Today, my attention has turned to how I can plan and manage my tasks to succeed in the Microsoft 365 30-Day Challenge that I am currently doing.
This post outlines what my strategy is going to be and also what tools I’ve been looking at.
Why do I need to plan?
I truly believe planning is as important as the creative aspects of any project. Plenty of time can be wasted by starting a project without a plan. Things can go wrong, and you can find yourself with a very cluttered workflow. Not that trial and error is necessarily a bad thing, but especially as I’ve never undertaken a project like this before, I don’t want to lose sight of where I am in the process or forget to include important steps. I think a plan will be essential to my success.
It all starts with a brainstorm…
Before thinking about the tasks and priority, I need to work out what actually needs building. To do that, I’ve read the design specification for the app and brainstormed ideas, as well as made additional notes. From here, I can begin noting down how I will fulfil the requirements. I want to understand (at a high-level), which Microsoft 365 services will be used for each task and how I will utilise them.
Learning Microsoft OneNote
A suggestion was made by Mark Jones to use Microsoft Planner and Microsoft OneNote to carry out the planning stage. In addition to not knowing anything about Microsoft 365, I also don’t know anything about the two tools either!
Best get learning ..
To help with OneNote, Mark pointed me to a session by Nate Chamberlain called “You’re the one, OneNote” from the Collab365’s GlobalCon1 Virtual Summit. This gave me a fantastic starting point to understand how to use Microsoft OneNote and how I would make use of it in my planning phase.
Getting Started with Microsoft Planner
After opening Microsoft Planner for the first time, it was apparent how easy to use it would be. (It’s very similar to Trello). It offers a simple, user-friendly experience with a straight-forward environment.
Here’s what I did to get started:
First up, I create a “New Plan” and give it a title.
I’m presented with an empty planner where I can begin adding tasks under the buckets. I add a few buckets named after the Microsoft 365 products I will be using, thus allowing me to quickly identify where each task will be performed.
Following the Design Specification, I quickly make basic tasks under the relevant app buckets. At this point, I’m only adding tasks which I believe I can fulfil with my current knowledge, (learnt from the training resources I have completed).
To add a task, I click “Add Task” under the bucket I want to add to and write a note. Click the green “Add Task” Button underneath and you’ll see your new task in your planner.
I then click on the new task card (under the SharePoint bucket) I just created and it brings up a more detailed view of my task.
At this point, I haven’t learned anything about SharePoint. I know this is going be the main area where I store my data, so it’s important that I learn how to use it.

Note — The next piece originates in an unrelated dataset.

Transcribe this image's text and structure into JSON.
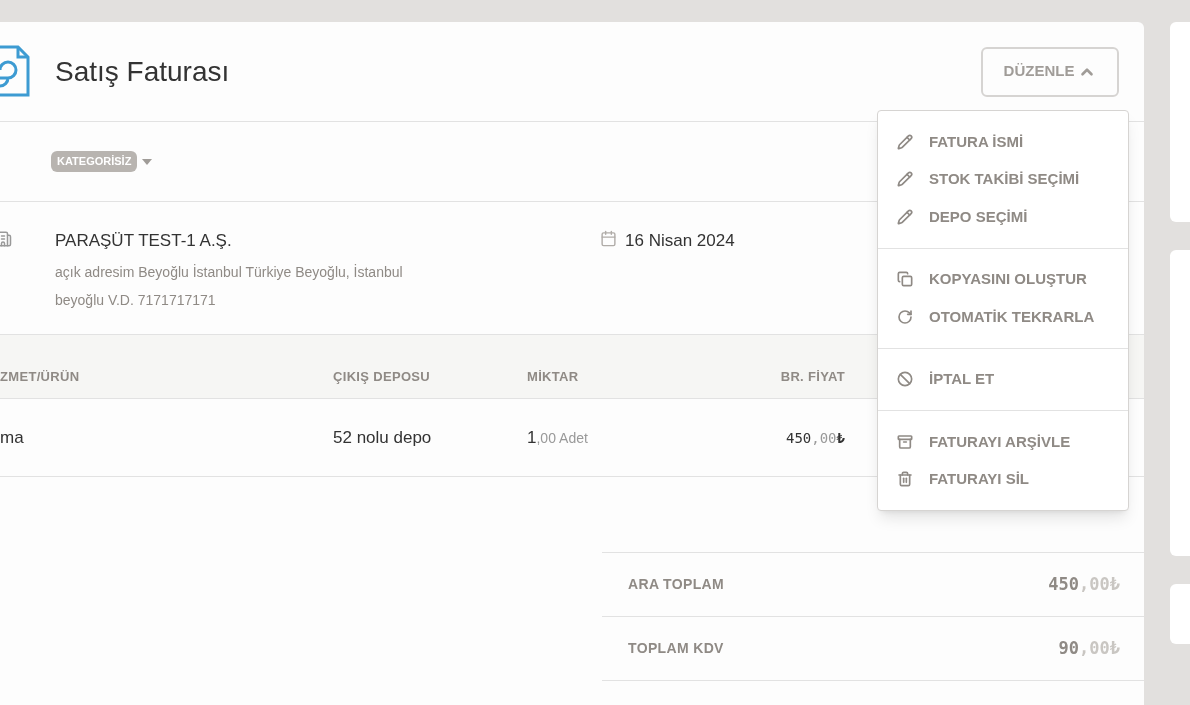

With an appropriately named task (“Find an expert to help me learn SharePoint”), I can edit some of the properties of this task card. I will set the Priority to “Urgent” and the Progress to “In progress”. This will leave two small icons on the card in the main planner view so I can visually refer to priority tasks.
A really useful part of the properties screen is the option to add sub tasks. This allows me to add smaller tasks which when completed, complete the main task.
I’ll add two items to this checklist named “Submit a request on MicroJobs” and “Find a suitable Freelancer”.
Going back to the main planner screen we can see we have our new task including our sub tasks and our icons showing our priority and status of the task are visible.
After listing more tasks, my planner begins to take shape.
My plan of action has filled some gaps and is enough to get me started on the tasks at hand. I will continuously refer to and make adjustments to this plan as the 30-day challenge continues.
All in all, I found using Microsoft Planner very useful for brainstorming my plan. Many new applications can be daunting to look at, and have far too many controls for someone to use without spending hours reading through hundreds of pages of documentation. This wasn’t the case here, and was quickly able to start throwing my plan together with the simple and self explanatory user-interface.